Ford, Eric B., Ragozzine, Darin, Rowe, Jason F., Steffen, Jason H., Barclay, Thomas, Batalha, Natalie M., Borucki, William J., Bryson, Stephen T., Caldwell, Douglas A., Fabrycky, Daniel C., Gautier, Thomas N., Holman, Matthew J., Ibrahim, Khadeejah A., Kjeldsen, Hans, Kinemuchi, Karen, Koch, David G., Lissauer, Jack J., Still, Martin, Tenenbaum, Peter, Uddin, Kamal, and Welsh, William. 2012. "Transit Timing Observations from Kepler. V. Transit Timing Variation Candidates in the First Sixteen Months from Polynomial Models." The Astrophysical Journal 756:185. https://doi.org/10.1088/0004-637X/756/2/185
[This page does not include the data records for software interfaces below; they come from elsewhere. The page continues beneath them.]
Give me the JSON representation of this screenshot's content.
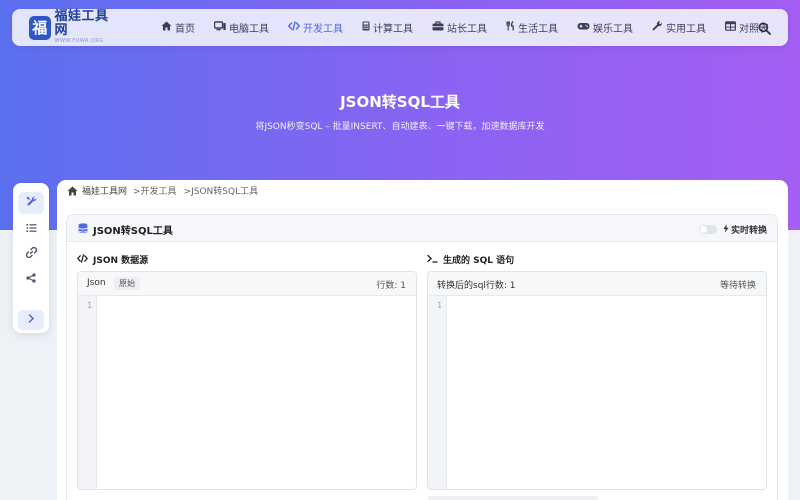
{
  "brand": {
    "name": "福娃工具网",
    "subtitle": "WWW.FUWA.ORG",
    "mark": "福"
  },
  "nav": {
    "items": [
      {
        "label": "首页",
        "icon": "home-icon",
        "active": false
      },
      {
        "label": "电脑工具",
        "icon": "computer-icon",
        "active": false
      },
      {
        "label": "开发工具",
        "icon": "code-icon",
        "active": true
      },
      {
        "label": "计算工具",
        "icon": "calculator-icon",
        "active": false
      },
      {
        "label": "站长工具",
        "icon": "toolbox-icon",
        "active": false
      },
      {
        "label": "生活工具",
        "icon": "utensils-icon",
        "active": false
      },
      {
        "label": "娱乐工具",
        "icon": "gamepad-icon",
        "active": false
      },
      {
        "label": "实用工具",
        "icon": "wrench-icon",
        "active": false
      },
      {
        "label": "对照表",
        "icon": "table-icon",
        "active": false
      }
    ]
  },
  "hero": {
    "title": "JSON转SQL工具",
    "subtitle": "将JSON秒变SQL – 批量INSERT、自动建表、一键下载，加速数据库开发"
  },
  "breadcrumb": {
    "home": "福娃工具网",
    "items": [
      ">开发工具",
      ">JSON转SQL工具"
    ]
  },
  "panel": {
    "title": "JSON转SQL工具",
    "realtime_label": "实时转换",
    "realtime_enabled": false
  },
  "input_section": {
    "title": "JSON 数据源",
    "editor_label": "Json",
    "tag": "原始",
    "line_count": "行数: 1",
    "line_numbers": [
      "1"
    ]
  },
  "output_section": {
    "title": "生成的 SQL 语句",
    "editor_label": "转换后的sql行数: 1",
    "status": "等待转换",
    "line_numbers": [
      "1"
    ]
  },
  "colors": {
    "accent": "#4e67e6",
    "hero_gradient_start": "#5b70f0",
    "hero_gradient_end": "#a45ef2",
    "brand_blue": "#2f57c9"
  }
}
Transit timing variations provide a powerful tool for confirming and characterizing transiting planets, as well as detecting non-transiting planets. We report the results of an updated transit timing variation (TTV) analysis for 1481 planet candidates based on transit times measured during the first sixteen months of Kepler observations. We present 39 strong TTV candidates based on long-term trends (2.8% of suitable data sets). We present another 136 weaker TTV candidates (9.8% of suitable data sets) based on the excess scatter of TTV measurements about a linear ephemeris. We anticipate that several of these planet candidates could be confirmed and perhaps characterized with more detailed TTV analyses using publicly available Kepler observations. For many others, Kepler has observed a long-term TTV trend, but an extended Kepler mission will be required to characterize the system via TTVs. We find that the occurrence rate of planet candidates that show TTVs is significantly increased (~68%) for planet candidates transiting stars with multiple transiting planet candidates when compared to planet candidates transiting stars with a single transiting planet candidate.